EXERCISE MATERIAL Start Marker
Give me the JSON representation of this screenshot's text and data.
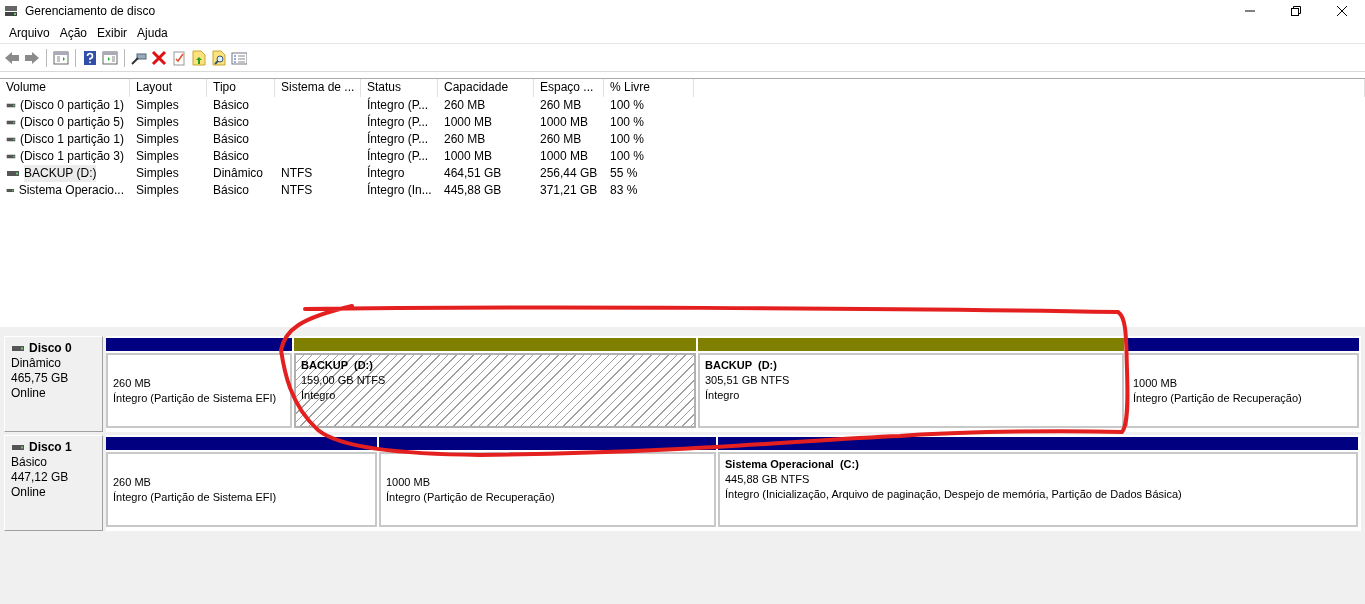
{
  "window": {
    "title": "Gerenciamento de disco"
  },
  "menu": [
    "Arquivo",
    "Ação",
    "Exibir",
    "Ajuda"
  ],
  "table": {
    "columns": [
      "Volume",
      "Layout",
      "Tipo",
      "Sistema de ...",
      "Status",
      "Capacidade",
      "Espaço ...",
      "% Livre"
    ],
    "rows": [
      {
        "cells": [
          "(Disco 0 partição 1)",
          "Simples",
          "Básico",
          "",
          "Íntegro (P...",
          "260 MB",
          "260 MB",
          "100 %"
        ],
        "selected": false
      },
      {
        "cells": [
          "(Disco 0 partição 5)",
          "Simples",
          "Básico",
          "",
          "Íntegro (P...",
          "1000 MB",
          "1000 MB",
          "100 %"
        ],
        "selected": false
      },
      {
        "cells": [
          "(Disco 1 partição 1)",
          "Simples",
          "Básico",
          "",
          "Íntegro (P...",
          "260 MB",
          "260 MB",
          "100 %"
        ],
        "selected": false
      },
      {
        "cells": [
          "(Disco 1 partição 3)",
          "Simples",
          "Básico",
          "",
          "Íntegro (P...",
          "1000 MB",
          "1000 MB",
          "100 %"
        ],
        "selected": false
      },
      {
        "cells": [
          "BACKUP (D:)",
          "Simples",
          "Dinâmico",
          "NTFS",
          "Íntegro",
          "464,51 GB",
          "256,44 GB",
          "55 %"
        ],
        "selected": true
      },
      {
        "cells": [
          "Sistema Operacio...",
          "Simples",
          "Básico",
          "NTFS",
          "Íntegro (In...",
          "445,88 GB",
          "371,21 GB",
          "83 %"
        ],
        "selected": false
      }
    ]
  },
  "disks": [
    {
      "name": "Disco 0",
      "type": "Dinâmico",
      "size": "465,75 GB",
      "status": "Online",
      "partitions": [
        {
          "size": "260 MB",
          "status": "Íntegro (Partição de Sistema EFI)",
          "color": "#000080",
          "selected": false
        },
        {
          "name": "BACKUP  (D:)",
          "size": "159,00 GB NTFS",
          "status": "Íntegro",
          "color": "#808000",
          "selected": true
        },
        {
          "name": "BACKUP  (D:)",
          "size": "305,51 GB NTFS",
          "status": "Íntegro",
          "color": "#808000",
          "selected": false
        },
        {
          "size": "1000 MB",
          "status": "Íntegro (Partição de Recuperação)",
          "color": "#000080",
          "selected": false
        }
      ]
    },
    {
      "name": "Disco 1",
      "type": "Básico",
      "size": "447,12 GB",
      "status": "Online",
      "partitions": [
        {
          "size": "260 MB",
          "status": "Íntegro (Partição de Sistema EFI)",
          "color": "#000080",
          "selected": false
        },
        {
          "size": "1000 MB",
          "status": "Íntegro (Partição de Recuperação)",
          "color": "#000080",
          "selected": false
        },
        {
          "name": "Sistema Operacional  (C:)",
          "size": "445,88 GB NTFS",
          "status": "Íntegro (Inicialização, Arquivo de paginação, Despejo de memória, Partição de Dados Básica)",
          "color": "#000080",
          "selected": false
        }
      ]
    }
  ]
}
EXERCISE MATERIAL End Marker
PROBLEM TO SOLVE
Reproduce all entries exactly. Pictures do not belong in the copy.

SOLUTION FOR THIS PROBLEM
Give me the JSON representation of this screenshot's text and data.
{
  "window": {
    "title": "Gerenciamento de disco"
  },
  "menu": [
    "Arquivo",
    "Ação",
    "Exibir",
    "Ajuda"
  ],
  "table": {
    "columns": [
      "Volume",
      "Layout",
      "Tipo",
      "Sistema de ...",
      "Status",
      "Capacidade",
      "Espaço ...",
      "% Livre"
    ],
    "rows": [
      {
        "cells": [
          "(Disco 0 partição 1)",
          "Simples",
          "Básico",
          "",
          "Íntegro (P...",
          "260 MB",
          "260 MB",
          "100 %"
        ],
        "selected": false
      },
      {
        "cells": [
          "(Disco 0 partição 5)",
          "Simples",
          "Básico",
          "",
          "Íntegro (P...",
          "1000 MB",
          "1000 MB",
          "100 %"
        ],
        "selected": false
      },
      {
        "cells": [
          "(Disco 1 partição 1)",
          "Simples",
          "Básico",
          "",
          "Íntegro (P...",
          "260 MB",
          "260 MB",
          "100 %"
        ],
        "selected": false
      },
      {
        "cells": [
          "(Disco 1 partição 3)",
          "Simples",
          "Básico",
          "",
          "Íntegro (P...",
          "1000 MB",
          "1000 MB",
          "100 %"
        ],
        "selected": false
      },
      {
        "cells": [
          "BACKUP (D:)",
          "Simples",
          "Dinâmico",
          "NTFS",
          "Íntegro",
          "464,51 GB",
          "256,44 GB",
          "55 %"
        ],
        "selected": true
      },
      {
        "cells": [
          "Sistema Operacio...",
          "Simples",
          "Básico",
          "NTFS",
          "Íntegro (In...",
          "445,88 GB",
          "371,21 GB",
          "83 %"
        ],
        "selected": false
      }
    ]
  },
  "disks": [
    {
      "name": "Disco 0",
      "type": "Dinâmico",
      "size": "465,75 GB",
      "status": "Online",
      "partitions": [
        {
          "size": "260 MB",
          "status": "Íntegro (Partição de Sistema EFI)",
          "color": "#000080",
          "selected": false
        },
        {
          "name": "BACKUP  (D:)",
          "size": "159,00 GB NTFS",
          "status": "Íntegro",
          "color": "#808000",
          "selected": true
        },
        {
          "name": "BACKUP  (D:)",
          "size": "305,51 GB NTFS",
          "status": "Íntegro",
          "color": "#808000",
          "selected": false
        },
        {
          "size": "1000 MB",
          "status": "Íntegro (Partição de Recuperação)",
          "color": "#000080",
          "selected": false
        }
      ]
    },
    {
      "name": "Disco 1",
      "type": "Básico",
      "size": "447,12 GB",
      "status": "Online",
      "partitions": [
        {
          "size": "260 MB",
          "status": "Íntegro (Partição de Sistema EFI)",
          "color": "#000080",
          "selected": false
        },
        {
          "size": "1000 MB",
          "status": "Íntegro (Partição de Recuperação)",
          "color": "#000080",
          "selected": false
        },
        {
          "name": "Sistema Operacional  (C:)",
          "size": "445,88 GB NTFS",
          "status": "Íntegro (Inicialização, Arquivo de paginação, Despejo de memória, Partição de Dados Básica)",
          "color": "#000080",
          "selected": false
        }
      ]
    }
  ]
}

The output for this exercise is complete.